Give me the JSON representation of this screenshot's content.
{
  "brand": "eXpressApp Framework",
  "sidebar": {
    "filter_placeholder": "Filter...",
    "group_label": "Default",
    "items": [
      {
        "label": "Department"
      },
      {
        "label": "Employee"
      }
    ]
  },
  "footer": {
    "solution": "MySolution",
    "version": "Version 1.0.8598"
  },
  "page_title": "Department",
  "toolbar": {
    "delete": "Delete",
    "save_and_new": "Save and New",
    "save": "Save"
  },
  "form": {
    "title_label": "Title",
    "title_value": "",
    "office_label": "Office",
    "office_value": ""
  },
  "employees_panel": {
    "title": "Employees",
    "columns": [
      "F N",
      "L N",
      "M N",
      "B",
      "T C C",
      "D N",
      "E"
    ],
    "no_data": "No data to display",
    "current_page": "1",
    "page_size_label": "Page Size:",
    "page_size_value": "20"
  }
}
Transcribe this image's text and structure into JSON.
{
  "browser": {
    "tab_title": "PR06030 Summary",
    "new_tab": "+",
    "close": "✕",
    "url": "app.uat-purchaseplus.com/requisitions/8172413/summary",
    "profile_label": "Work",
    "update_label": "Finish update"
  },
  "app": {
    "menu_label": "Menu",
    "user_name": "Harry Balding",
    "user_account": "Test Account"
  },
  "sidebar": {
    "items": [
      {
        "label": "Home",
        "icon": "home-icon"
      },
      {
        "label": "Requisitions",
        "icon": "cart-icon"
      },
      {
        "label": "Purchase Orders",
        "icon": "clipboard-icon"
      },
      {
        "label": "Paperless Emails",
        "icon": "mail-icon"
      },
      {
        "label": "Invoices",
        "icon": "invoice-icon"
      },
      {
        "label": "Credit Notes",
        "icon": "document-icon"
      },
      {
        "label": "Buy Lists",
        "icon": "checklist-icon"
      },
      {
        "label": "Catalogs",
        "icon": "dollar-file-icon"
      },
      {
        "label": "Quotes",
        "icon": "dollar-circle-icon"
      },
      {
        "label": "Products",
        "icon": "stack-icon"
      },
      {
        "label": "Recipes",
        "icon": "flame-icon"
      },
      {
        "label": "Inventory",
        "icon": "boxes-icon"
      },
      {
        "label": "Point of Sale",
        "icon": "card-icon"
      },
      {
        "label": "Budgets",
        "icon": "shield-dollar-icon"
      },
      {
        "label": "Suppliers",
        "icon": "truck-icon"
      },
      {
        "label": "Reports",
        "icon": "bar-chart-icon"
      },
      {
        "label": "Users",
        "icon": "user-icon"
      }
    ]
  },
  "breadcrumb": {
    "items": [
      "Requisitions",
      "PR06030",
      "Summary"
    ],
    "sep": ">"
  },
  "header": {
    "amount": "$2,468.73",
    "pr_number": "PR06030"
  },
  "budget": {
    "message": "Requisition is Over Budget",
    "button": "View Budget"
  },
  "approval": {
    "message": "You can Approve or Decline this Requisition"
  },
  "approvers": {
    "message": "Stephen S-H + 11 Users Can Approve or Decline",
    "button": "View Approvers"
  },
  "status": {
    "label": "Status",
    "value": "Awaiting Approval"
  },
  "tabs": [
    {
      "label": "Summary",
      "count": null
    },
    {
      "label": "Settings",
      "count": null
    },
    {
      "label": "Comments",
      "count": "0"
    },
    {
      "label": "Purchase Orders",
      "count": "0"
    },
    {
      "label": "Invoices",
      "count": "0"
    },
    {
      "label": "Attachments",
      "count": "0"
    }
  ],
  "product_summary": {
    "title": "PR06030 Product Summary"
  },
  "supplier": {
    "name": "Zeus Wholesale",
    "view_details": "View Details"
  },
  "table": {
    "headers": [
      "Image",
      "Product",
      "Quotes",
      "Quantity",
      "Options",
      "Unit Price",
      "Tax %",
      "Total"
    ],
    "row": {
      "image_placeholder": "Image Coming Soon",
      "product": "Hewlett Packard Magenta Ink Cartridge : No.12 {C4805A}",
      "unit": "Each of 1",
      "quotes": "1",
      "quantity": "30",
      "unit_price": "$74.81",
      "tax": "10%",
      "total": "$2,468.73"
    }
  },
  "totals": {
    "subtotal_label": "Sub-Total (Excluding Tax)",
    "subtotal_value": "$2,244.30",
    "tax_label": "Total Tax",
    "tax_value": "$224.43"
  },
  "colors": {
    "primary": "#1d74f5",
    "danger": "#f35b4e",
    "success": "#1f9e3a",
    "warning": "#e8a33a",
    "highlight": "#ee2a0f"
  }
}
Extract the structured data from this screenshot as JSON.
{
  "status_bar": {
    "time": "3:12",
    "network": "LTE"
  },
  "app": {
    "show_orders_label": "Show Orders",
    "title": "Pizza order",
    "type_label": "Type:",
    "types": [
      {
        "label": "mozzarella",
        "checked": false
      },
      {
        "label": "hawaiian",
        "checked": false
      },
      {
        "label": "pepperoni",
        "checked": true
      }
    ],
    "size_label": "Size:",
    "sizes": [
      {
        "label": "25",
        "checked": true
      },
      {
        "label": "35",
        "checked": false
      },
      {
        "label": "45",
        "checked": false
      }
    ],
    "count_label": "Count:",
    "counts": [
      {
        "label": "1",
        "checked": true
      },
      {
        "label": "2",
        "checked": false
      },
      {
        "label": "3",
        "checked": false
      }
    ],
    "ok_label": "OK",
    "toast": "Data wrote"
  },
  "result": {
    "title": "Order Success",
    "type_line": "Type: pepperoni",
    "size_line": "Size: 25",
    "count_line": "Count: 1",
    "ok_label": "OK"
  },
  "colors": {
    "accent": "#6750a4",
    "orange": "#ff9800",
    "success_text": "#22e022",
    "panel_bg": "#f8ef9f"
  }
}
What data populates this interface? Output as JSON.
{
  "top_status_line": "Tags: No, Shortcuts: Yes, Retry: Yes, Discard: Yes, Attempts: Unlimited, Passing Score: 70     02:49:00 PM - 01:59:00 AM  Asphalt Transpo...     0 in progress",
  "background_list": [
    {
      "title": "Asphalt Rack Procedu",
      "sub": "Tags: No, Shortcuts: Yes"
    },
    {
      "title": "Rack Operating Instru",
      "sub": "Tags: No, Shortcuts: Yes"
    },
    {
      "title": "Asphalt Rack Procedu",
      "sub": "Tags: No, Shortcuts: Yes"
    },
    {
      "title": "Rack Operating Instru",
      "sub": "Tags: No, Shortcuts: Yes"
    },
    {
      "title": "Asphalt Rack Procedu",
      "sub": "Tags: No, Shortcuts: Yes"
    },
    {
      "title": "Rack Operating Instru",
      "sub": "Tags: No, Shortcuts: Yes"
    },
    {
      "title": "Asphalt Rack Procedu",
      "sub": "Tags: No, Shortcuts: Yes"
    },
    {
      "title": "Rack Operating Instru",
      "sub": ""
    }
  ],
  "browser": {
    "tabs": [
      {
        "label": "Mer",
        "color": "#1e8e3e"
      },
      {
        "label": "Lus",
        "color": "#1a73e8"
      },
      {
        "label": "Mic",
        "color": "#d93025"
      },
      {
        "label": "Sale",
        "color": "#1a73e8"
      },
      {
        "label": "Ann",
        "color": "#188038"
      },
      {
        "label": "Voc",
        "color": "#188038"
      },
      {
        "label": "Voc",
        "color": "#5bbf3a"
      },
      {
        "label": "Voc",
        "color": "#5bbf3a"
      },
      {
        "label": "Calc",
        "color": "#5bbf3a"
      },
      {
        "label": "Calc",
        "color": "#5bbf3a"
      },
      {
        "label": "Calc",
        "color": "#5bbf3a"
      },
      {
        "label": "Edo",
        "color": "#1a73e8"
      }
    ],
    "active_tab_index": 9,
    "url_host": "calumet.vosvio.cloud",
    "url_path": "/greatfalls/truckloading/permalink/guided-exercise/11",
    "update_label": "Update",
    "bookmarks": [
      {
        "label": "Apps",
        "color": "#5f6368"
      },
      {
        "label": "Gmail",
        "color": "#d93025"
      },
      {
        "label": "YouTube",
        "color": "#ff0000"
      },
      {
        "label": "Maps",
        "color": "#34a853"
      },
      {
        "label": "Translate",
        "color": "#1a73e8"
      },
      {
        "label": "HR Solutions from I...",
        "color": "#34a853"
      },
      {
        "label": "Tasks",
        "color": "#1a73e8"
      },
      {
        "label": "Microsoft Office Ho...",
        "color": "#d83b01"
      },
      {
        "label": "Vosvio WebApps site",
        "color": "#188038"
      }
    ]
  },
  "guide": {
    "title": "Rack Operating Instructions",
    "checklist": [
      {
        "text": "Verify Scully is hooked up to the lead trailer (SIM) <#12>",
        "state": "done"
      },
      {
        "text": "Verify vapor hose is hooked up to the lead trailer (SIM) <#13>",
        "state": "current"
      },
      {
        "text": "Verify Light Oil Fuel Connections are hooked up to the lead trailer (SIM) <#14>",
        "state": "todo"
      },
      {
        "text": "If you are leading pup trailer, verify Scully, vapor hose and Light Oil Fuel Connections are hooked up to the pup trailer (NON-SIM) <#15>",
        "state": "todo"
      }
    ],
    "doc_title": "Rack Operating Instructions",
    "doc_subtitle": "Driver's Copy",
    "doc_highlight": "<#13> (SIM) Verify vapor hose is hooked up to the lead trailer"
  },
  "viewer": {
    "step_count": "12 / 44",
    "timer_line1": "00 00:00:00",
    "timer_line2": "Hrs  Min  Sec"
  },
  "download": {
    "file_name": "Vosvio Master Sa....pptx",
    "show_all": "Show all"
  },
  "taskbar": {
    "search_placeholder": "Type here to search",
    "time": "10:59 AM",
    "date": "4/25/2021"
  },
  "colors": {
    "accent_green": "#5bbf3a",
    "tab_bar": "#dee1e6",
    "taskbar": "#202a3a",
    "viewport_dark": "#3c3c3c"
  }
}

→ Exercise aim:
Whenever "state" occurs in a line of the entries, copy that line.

→ Exercise answer:
        "state": "done"
        "state": "current"
        "state": "todo"
        "state": "todo"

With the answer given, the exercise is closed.